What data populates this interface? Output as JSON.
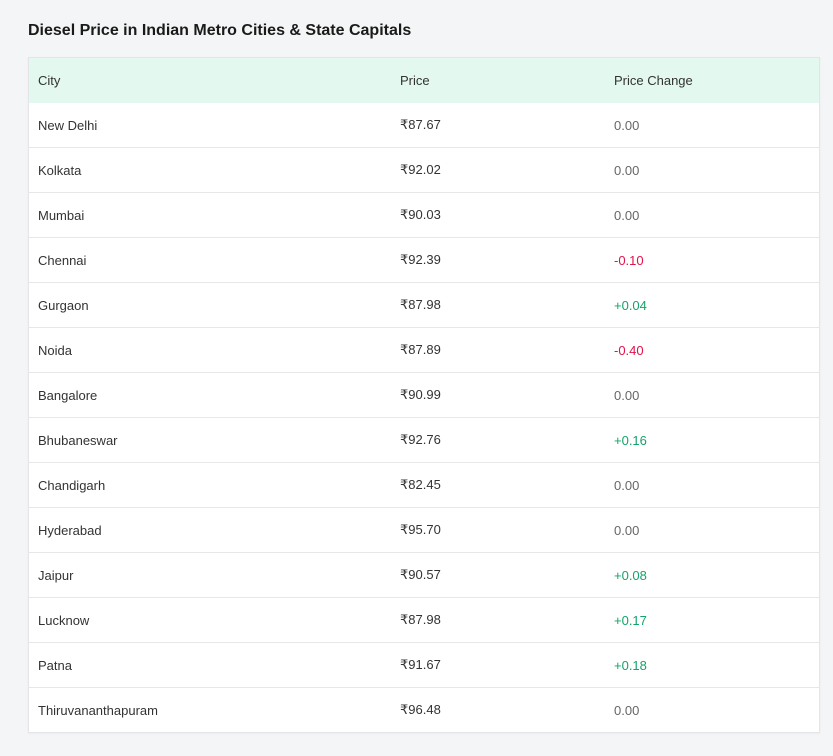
{
  "title": "Diesel Price in Indian Metro Cities & State Capitals",
  "columns": [
    "City",
    "Price",
    "Price Change"
  ],
  "rows": [
    {
      "city": "New Delhi",
      "price": "₹87.67",
      "change": "0.00",
      "trend": "zero"
    },
    {
      "city": "Kolkata",
      "price": "₹92.02",
      "change": "0.00",
      "trend": "zero"
    },
    {
      "city": "Mumbai",
      "price": "₹90.03",
      "change": "0.00",
      "trend": "zero"
    },
    {
      "city": "Chennai",
      "price": "₹92.39",
      "change": "-0.10",
      "trend": "neg"
    },
    {
      "city": "Gurgaon",
      "price": "₹87.98",
      "change": "+0.04",
      "trend": "pos"
    },
    {
      "city": "Noida",
      "price": "₹87.89",
      "change": "-0.40",
      "trend": "neg"
    },
    {
      "city": "Bangalore",
      "price": "₹90.99",
      "change": "0.00",
      "trend": "zero"
    },
    {
      "city": "Bhubaneswar",
      "price": "₹92.76",
      "change": "+0.16",
      "trend": "pos"
    },
    {
      "city": "Chandigarh",
      "price": "₹82.45",
      "change": "0.00",
      "trend": "zero"
    },
    {
      "city": "Hyderabad",
      "price": "₹95.70",
      "change": "0.00",
      "trend": "zero"
    },
    {
      "city": "Jaipur",
      "price": "₹90.57",
      "change": "+0.08",
      "trend": "pos"
    },
    {
      "city": "Lucknow",
      "price": "₹87.98",
      "change": "+0.17",
      "trend": "pos"
    },
    {
      "city": "Patna",
      "price": "₹91.67",
      "change": "+0.18",
      "trend": "pos"
    },
    {
      "city": "Thiruvananthapuram",
      "price": "₹96.48",
      "change": "0.00",
      "trend": "zero"
    }
  ],
  "colors": {
    "header_bg": "#e3f8ee",
    "positive": "#14a36a",
    "negative": "#e0114b",
    "neutral": "#666666"
  }
}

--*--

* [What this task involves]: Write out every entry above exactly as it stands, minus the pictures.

* [Response box]:
What data populates this interface? Output as JSON.
{
  "title": "Diesel Price in Indian Metro Cities & State Capitals",
  "columns": [
    "City",
    "Price",
    "Price Change"
  ],
  "rows": [
    {
      "city": "New Delhi",
      "price": "₹87.67",
      "change": "0.00",
      "trend": "zero"
    },
    {
      "city": "Kolkata",
      "price": "₹92.02",
      "change": "0.00",
      "trend": "zero"
    },
    {
      "city": "Mumbai",
      "price": "₹90.03",
      "change": "0.00",
      "trend": "zero"
    },
    {
      "city": "Chennai",
      "price": "₹92.39",
      "change": "-0.10",
      "trend": "neg"
    },
    {
      "city": "Gurgaon",
      "price": "₹87.98",
      "change": "+0.04",
      "trend": "pos"
    },
    {
      "city": "Noida",
      "price": "₹87.89",
      "change": "-0.40",
      "trend": "neg"
    },
    {
      "city": "Bangalore",
      "price": "₹90.99",
      "change": "0.00",
      "trend": "zero"
    },
    {
      "city": "Bhubaneswar",
      "price": "₹92.76",
      "change": "+0.16",
      "trend": "pos"
    },
    {
      "city": "Chandigarh",
      "price": "₹82.45",
      "change": "0.00",
      "trend": "zero"
    },
    {
      "city": "Hyderabad",
      "price": "₹95.70",
      "change": "0.00",
      "trend": "zero"
    },
    {
      "city": "Jaipur",
      "price": "₹90.57",
      "change": "+0.08",
      "trend": "pos"
    },
    {
      "city": "Lucknow",
      "price": "₹87.98",
      "change": "+0.17",
      "trend": "pos"
    },
    {
      "city": "Patna",
      "price": "₹91.67",
      "change": "+0.18",
      "trend": "pos"
    },
    {
      "city": "Thiruvananthapuram",
      "price": "₹96.48",
      "change": "0.00",
      "trend": "zero"
    }
  ],
  "colors": {
    "header_bg": "#e3f8ee",
    "positive": "#14a36a",
    "negative": "#e0114b",
    "neutral": "#666666"
  }
}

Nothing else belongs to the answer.